- Exercise goal -
Below are the records; pull every line that includes "amount".

- Information supplied -
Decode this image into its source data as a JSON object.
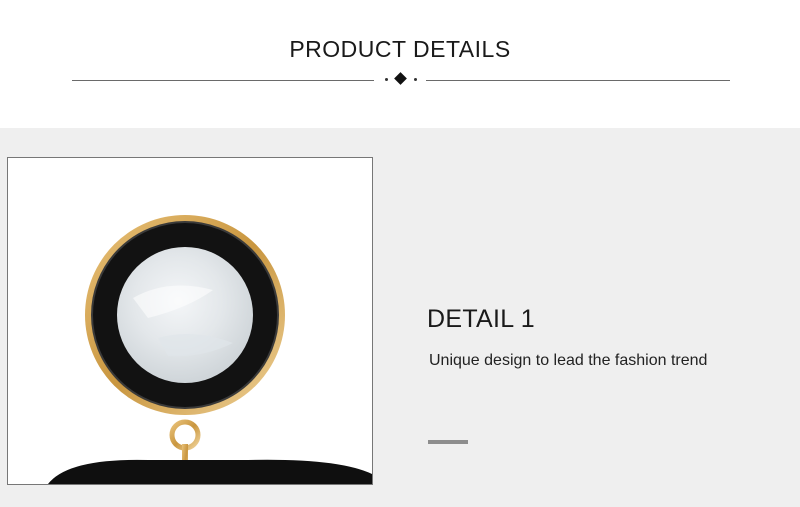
{
  "header": {
    "title": "PRODUCT DETAILS"
  },
  "detail": {
    "title": "DETAIL 1",
    "description": "Unique design to lead the fashion trend"
  },
  "image": {
    "subject": "earring-closeup",
    "colors": {
      "gold": "#d2a24e",
      "black_ring": "#141414",
      "shell": "#e8ecef"
    }
  },
  "colors": {
    "panel_bg": "#efefef",
    "header_bg": "#ffffff",
    "accent_bar": "#8d8d8d"
  }
}
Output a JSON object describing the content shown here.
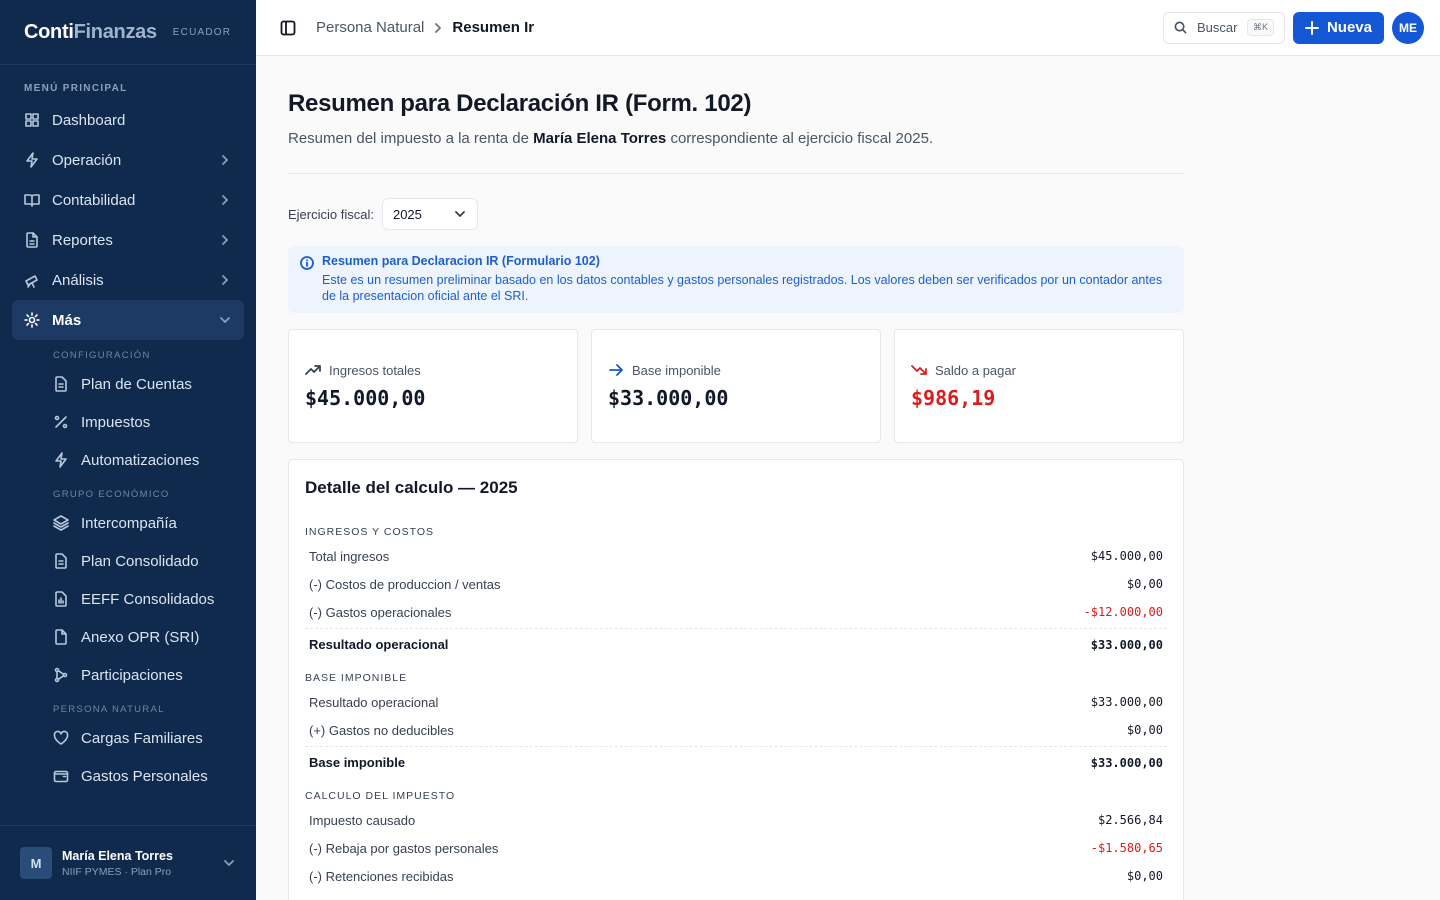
{
  "brand": {
    "name_a": "Conti",
    "name_b": "Finanzas",
    "tag": "ECUADOR"
  },
  "sidebar": {
    "section": "MENÚ PRINCIPAL",
    "items": [
      {
        "label": "Dashboard",
        "icon": "grid-icon"
      },
      {
        "label": "Operación",
        "icon": "bolt-icon"
      },
      {
        "label": "Contabilidad",
        "icon": "book-icon"
      },
      {
        "label": "Reportes",
        "icon": "file-icon"
      },
      {
        "label": "Análisis",
        "icon": "telescope-icon"
      },
      {
        "label": "Más",
        "icon": "gear-icon"
      }
    ],
    "groups": [
      {
        "title": "CONFIGURACIÓN",
        "items": [
          "Plan de Cuentas",
          "Impuestos",
          "Automatizaciones"
        ]
      },
      {
        "title": "GRUPO ECONÓMICO",
        "items": [
          "Intercompañía",
          "Plan Consolidado",
          "EEFF Consolidados",
          "Anexo OPR (SRI)",
          "Participaciones"
        ]
      },
      {
        "title": "PERSONA NATURAL",
        "items": [
          "Cargas Familiares",
          "Gastos Personales"
        ]
      }
    ],
    "user": {
      "initial": "M",
      "name": "María Elena Torres",
      "plan": "NIIF PYMES · Plan Pro"
    }
  },
  "topbar": {
    "crumb_parent": "Persona Natural",
    "crumb_current": "Resumen Ir",
    "search_label": "Buscar",
    "search_kbd": "⌘K",
    "new_label": "Nueva",
    "avatar": "ME"
  },
  "page": {
    "title": "Resumen para Declaración IR (Form. 102)",
    "sub_pre": "Resumen del impuesto a la renta de ",
    "sub_name": "María Elena Torres",
    "sub_post": " correspondiente al ejercicio fiscal 2025.",
    "fy_label": "Ejercicio fiscal:",
    "fy_value": "2025",
    "info_title": "Resumen para Declaracion IR (Formulario 102)",
    "info_text": "Este es un resumen preliminar basado en los datos contables y gastos personales registrados. Los valores deben ser verificados por un contador antes de la presentacion oficial ante el SRI."
  },
  "cards": [
    {
      "label": "Ingresos totales",
      "value": "$45.000,00",
      "icon": "trending-up-icon"
    },
    {
      "label": "Base imponible",
      "value": "$33.000,00",
      "icon": "arrow-right-icon"
    },
    {
      "label": "Saldo a pagar",
      "value": "$986,19",
      "icon": "trending-down-icon"
    }
  ],
  "detail": {
    "title": "Detalle del calculo — 2025",
    "sections": [
      {
        "head": "INGRESOS Y COSTOS",
        "rows": [
          {
            "label": "Total ingresos",
            "amount": "$45.000,00"
          },
          {
            "label": "(-) Costos de produccion / ventas",
            "amount": "$0,00"
          },
          {
            "label": "(-) Gastos operacionales",
            "amount": "-$12.000,00"
          }
        ],
        "total": {
          "label": "Resultado operacional",
          "amount": "$33.000,00"
        }
      },
      {
        "head": "BASE IMPONIBLE",
        "rows": [
          {
            "label": "Resultado operacional",
            "amount": "$33.000,00"
          },
          {
            "label": "(+) Gastos no deducibles",
            "amount": "$0,00"
          }
        ],
        "total": {
          "label": "Base imponible",
          "amount": "$33.000,00"
        }
      },
      {
        "head": "CALCULO DEL IMPUESTO",
        "rows": [
          {
            "label": "Impuesto causado",
            "amount": "$2.566,84"
          },
          {
            "label": "(-) Rebaja por gastos personales",
            "amount": "-$1.580,65"
          },
          {
            "label": "(-) Retenciones recibidas",
            "amount": "$0,00"
          }
        ]
      }
    ]
  },
  "colors": {
    "sidebar": "#0f2a4d",
    "accent": "#1558d6",
    "negative": "#dc1c1c"
  }
}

- Solution to this exercise -
            "amount": "$45.000,00"
            "amount": "$0,00"
            "amount": "-$12.000,00"
          "amount": "$33.000,00"
            "amount": "$33.000,00"
            "amount": "$0,00"
          "amount": "$33.000,00"
            "amount": "$2.566,84"
            "amount": "-$1.580,65"
            "amount": "$0,00"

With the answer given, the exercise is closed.